*What to do*
For the entries below, say how many lines include the word "value" and add nothing else.

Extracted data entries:

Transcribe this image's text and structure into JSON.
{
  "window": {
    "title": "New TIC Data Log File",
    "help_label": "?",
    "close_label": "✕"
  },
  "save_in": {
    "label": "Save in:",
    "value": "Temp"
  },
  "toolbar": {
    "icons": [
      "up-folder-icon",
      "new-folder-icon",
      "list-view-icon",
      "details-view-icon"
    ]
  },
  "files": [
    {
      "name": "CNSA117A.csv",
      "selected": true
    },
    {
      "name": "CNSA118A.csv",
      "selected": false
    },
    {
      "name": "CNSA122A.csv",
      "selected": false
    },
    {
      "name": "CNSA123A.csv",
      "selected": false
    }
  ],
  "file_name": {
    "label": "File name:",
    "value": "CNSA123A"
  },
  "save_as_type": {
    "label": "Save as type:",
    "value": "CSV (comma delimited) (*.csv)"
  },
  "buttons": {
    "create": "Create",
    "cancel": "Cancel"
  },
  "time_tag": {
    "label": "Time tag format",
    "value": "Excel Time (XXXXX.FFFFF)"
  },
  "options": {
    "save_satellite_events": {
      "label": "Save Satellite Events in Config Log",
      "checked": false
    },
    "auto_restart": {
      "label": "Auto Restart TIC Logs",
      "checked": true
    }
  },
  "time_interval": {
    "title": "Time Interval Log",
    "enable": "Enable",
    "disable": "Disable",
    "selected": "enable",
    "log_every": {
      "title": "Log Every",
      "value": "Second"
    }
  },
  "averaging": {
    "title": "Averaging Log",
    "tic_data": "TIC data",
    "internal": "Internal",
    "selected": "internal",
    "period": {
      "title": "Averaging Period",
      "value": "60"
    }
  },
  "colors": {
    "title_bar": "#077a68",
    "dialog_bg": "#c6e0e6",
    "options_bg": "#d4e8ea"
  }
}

*Solution to the problem*
6